*Try it*: Among the entries below, find each line holding "files" and return it.

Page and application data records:
+ + + + +

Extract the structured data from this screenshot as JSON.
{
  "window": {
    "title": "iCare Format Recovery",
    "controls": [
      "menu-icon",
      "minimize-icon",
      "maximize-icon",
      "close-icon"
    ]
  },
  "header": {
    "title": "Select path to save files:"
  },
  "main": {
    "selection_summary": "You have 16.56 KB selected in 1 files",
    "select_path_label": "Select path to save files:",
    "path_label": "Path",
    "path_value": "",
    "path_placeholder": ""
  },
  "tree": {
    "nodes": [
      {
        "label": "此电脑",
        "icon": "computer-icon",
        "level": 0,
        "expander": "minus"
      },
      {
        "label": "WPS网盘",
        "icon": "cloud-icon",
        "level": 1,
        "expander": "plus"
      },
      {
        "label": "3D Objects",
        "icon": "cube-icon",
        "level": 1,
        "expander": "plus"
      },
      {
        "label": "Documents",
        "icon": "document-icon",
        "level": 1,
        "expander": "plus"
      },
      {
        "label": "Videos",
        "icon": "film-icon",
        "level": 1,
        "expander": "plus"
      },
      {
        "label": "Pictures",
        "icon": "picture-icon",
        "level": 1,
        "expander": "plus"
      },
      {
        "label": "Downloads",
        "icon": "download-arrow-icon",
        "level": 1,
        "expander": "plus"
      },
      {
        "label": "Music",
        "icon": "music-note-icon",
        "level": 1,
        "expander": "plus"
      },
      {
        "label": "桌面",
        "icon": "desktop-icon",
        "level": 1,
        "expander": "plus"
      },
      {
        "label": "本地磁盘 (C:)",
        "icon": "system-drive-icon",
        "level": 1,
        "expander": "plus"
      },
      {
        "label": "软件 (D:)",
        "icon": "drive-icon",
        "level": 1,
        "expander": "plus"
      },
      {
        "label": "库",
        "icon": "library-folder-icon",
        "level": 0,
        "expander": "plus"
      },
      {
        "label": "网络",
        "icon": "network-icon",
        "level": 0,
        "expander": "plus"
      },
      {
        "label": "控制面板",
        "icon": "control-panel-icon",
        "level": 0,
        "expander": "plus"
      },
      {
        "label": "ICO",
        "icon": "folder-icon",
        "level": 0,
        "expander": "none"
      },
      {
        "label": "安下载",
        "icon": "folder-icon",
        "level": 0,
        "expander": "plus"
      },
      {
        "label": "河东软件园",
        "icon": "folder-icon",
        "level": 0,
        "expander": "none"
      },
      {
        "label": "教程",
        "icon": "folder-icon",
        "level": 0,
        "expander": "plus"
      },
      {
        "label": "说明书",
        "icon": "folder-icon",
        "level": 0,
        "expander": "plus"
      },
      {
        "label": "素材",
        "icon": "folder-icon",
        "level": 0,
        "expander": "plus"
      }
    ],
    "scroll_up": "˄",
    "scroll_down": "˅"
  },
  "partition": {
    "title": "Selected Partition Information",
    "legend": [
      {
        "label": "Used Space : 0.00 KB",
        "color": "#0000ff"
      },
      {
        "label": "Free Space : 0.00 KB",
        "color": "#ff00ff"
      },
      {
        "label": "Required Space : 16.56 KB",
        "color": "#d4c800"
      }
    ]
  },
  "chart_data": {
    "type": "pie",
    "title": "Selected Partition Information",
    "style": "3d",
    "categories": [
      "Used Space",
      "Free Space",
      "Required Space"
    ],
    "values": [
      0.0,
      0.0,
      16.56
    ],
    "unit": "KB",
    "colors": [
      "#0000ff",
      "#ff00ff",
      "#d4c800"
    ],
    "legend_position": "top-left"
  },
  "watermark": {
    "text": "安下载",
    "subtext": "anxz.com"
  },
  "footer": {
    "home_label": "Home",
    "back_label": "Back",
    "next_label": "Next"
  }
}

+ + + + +

*Written response*:
    "title": "Select path to save files:"
    "selection_summary": "You have 16.56 KB selected in 1 files",
    "select_path_label": "Select path to save files:",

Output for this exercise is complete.